What is being asked:
Look through the entries that follow and count the lines with the word "source". The reply is that number alone.

Given data:
___

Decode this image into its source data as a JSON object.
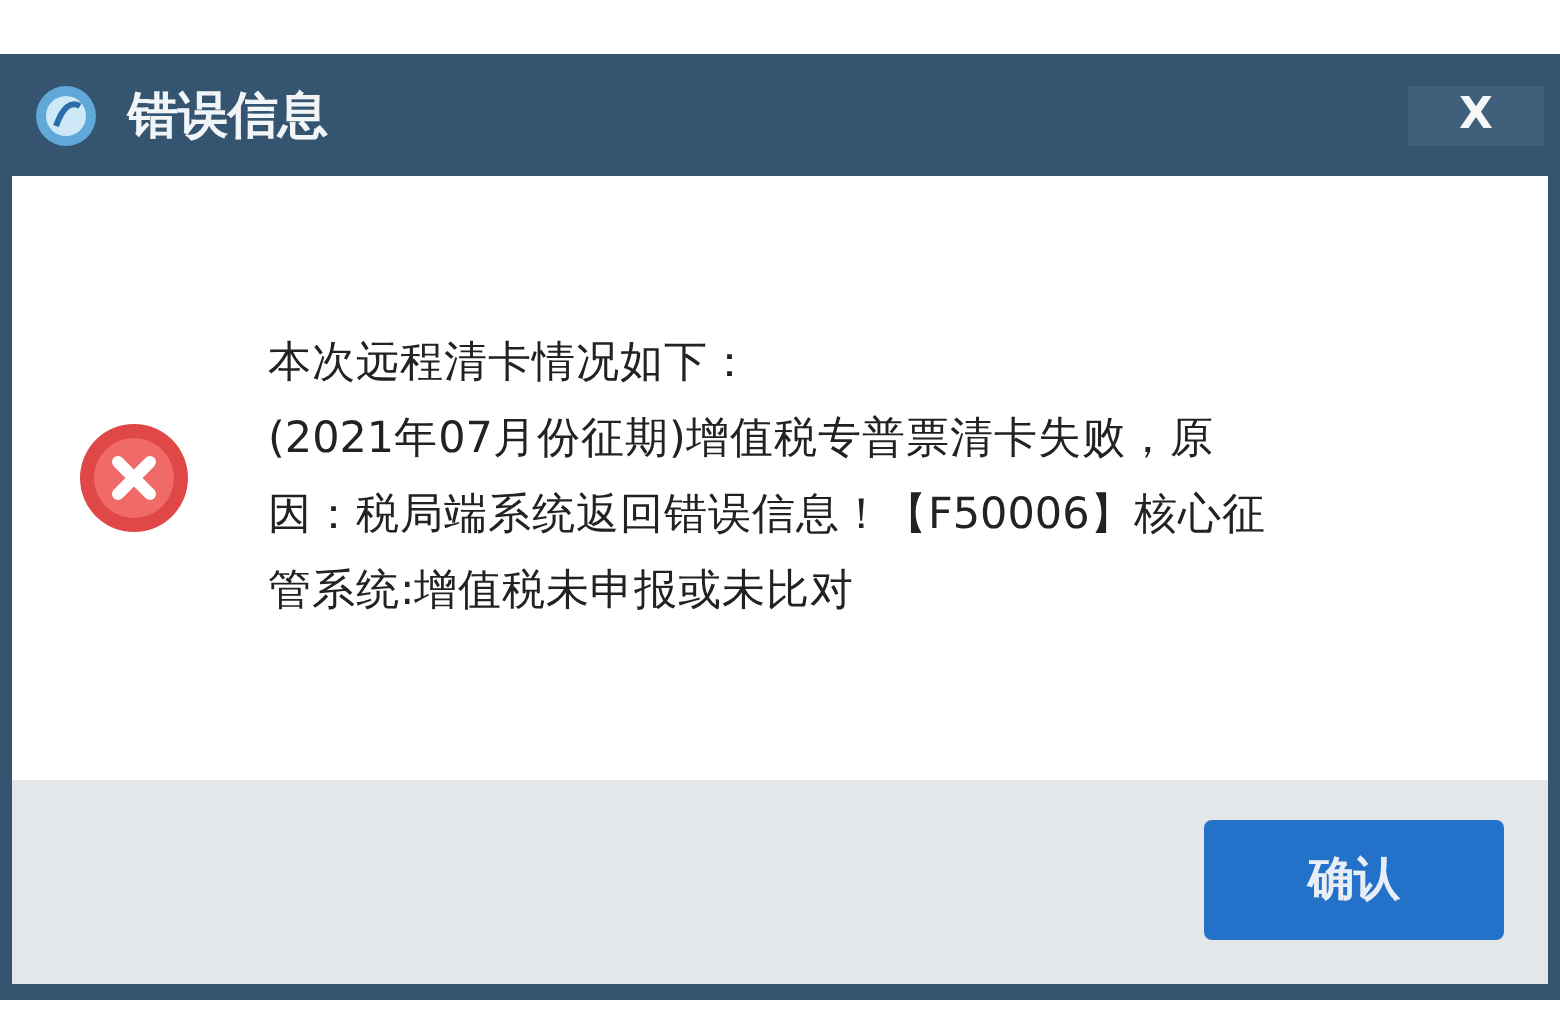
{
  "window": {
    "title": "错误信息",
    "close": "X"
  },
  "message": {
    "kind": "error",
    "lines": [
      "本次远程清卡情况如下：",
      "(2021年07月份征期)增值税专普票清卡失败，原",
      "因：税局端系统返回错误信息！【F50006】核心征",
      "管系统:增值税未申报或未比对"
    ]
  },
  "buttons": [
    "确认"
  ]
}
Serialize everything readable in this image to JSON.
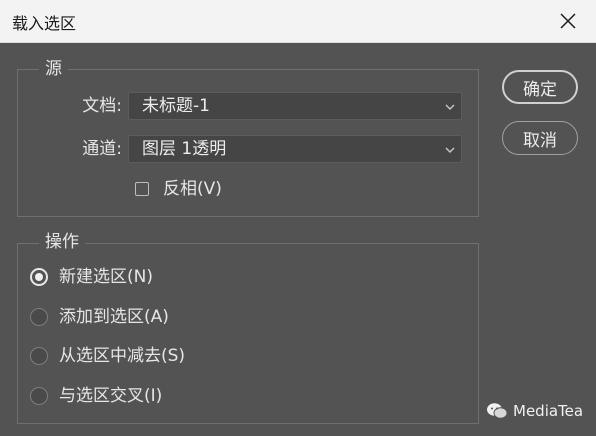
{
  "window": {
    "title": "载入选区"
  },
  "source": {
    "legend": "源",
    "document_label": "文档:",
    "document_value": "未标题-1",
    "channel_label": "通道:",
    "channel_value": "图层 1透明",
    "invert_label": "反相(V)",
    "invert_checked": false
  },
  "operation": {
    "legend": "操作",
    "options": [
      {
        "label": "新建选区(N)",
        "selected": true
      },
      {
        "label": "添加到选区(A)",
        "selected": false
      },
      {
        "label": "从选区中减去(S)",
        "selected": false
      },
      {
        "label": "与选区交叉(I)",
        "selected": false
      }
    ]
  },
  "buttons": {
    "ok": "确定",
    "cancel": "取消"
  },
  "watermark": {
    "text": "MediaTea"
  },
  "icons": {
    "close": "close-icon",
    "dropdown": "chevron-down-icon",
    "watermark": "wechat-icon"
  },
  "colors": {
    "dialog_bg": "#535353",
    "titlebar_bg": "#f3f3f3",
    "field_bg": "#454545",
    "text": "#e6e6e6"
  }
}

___

Response below:
2